The Italian coastguard vessel Dattilo arrived just before 7am yesterday.

It will be followed by the Aquarius and another Italian navy ship, the Orione.

The Aquarius and the two Italian boats are carrying the 630 migrants rescued by the Aquarius while attempting the perilous crossing of the Mediterranean last week.

The Aquarius, a boat operated by the aid groups SOS Mediterranee Sea and Doctors Without Borders, was stuck off the coast of Sicily last Saturday when Italy refused it permission to dock and demanded Malta do so.

Malta refused and Spain stepped in and offered to grant them entry some 930 miles away.

The migrants were met by emergency workers, including health officials and psychologists, at the city’s marina.

Spanish authorities said they will examine the migrants case by case to see if they qualify for asylum according to the country’s regulations.

Spain’s minister of public works, Miguel Angel Abalos, said that the migrants from the Aquarius would be granted a “special authorisation” to remain in the country for one month before “they will be dealt with according to our laws without exception”.

Abalos said the Spanish government “will act within the law and with a message to Europe that it doesn’t have an immigration policy up to the challenge at hand”.

The boatload of migrants that was forced to spend days crossing the western Mediterranean includes 123 unaccompanied minors, 11 children and as many as seven pregnant women, according to Valencia’s regional authorities.

Spain has accepted the French government’s offer to take in those migrants who want to go to France “once they have fulfilled the protocols established for their arrival”.

The refusal by Italy and Malta to allow the Aquarius to enter their ports has created a row between EU members over how to handle immigration.

Under the EU’s asylum laws – currently the subject of a major political dispute and under revision – migrants must apply for asylum in the country where they first enter Europe.

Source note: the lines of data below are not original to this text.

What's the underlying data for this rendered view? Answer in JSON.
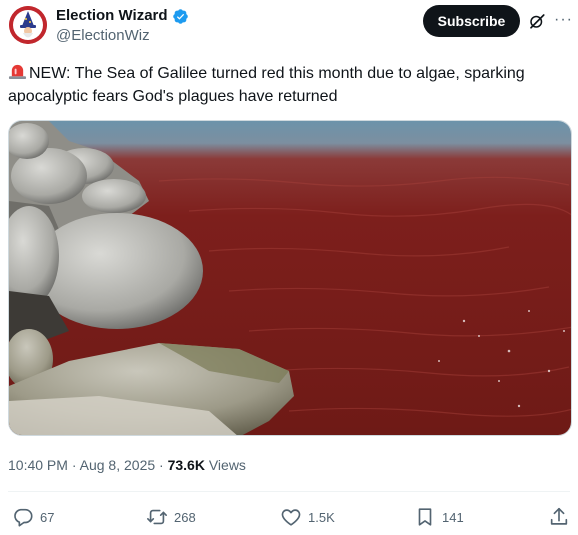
{
  "author": {
    "display_name": "Election Wizard",
    "handle": "@ElectionWiz",
    "verified": true
  },
  "header": {
    "subscribe_label": "Subscribe",
    "icons": [
      "grok-icon",
      "more-icon"
    ]
  },
  "tweet": {
    "text": "NEW: The Sea of Galilee turned red this month due to algae, sparking apocalyptic fears God's plagues have returned",
    "leading_emoji": "siren-emoji"
  },
  "meta": {
    "time": "10:40 PM",
    "separator": "·",
    "date": "Aug 8, 2025",
    "views_count": "73.6K",
    "views_label": "Views"
  },
  "actions": {
    "replies": "67",
    "reposts": "268",
    "likes": "1.5K",
    "bookmarks": "141"
  },
  "colors": {
    "text": "#0f1419",
    "secondary": "#536471",
    "verified": "#1d9bf0",
    "subscribe_bg": "#0f1419"
  }
}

The arrival of the Aquarius convoy comes during a spike of seaborne migrants crossing from African shores to southern Spain. Through the first five months of 2018, a total of 35,455 migrants reached European shores, with 11,792 of them arriving in Spain. Spain’s new Socialist government has taken up the cause of the migrants to demonstrate its commitment to protecting human rights.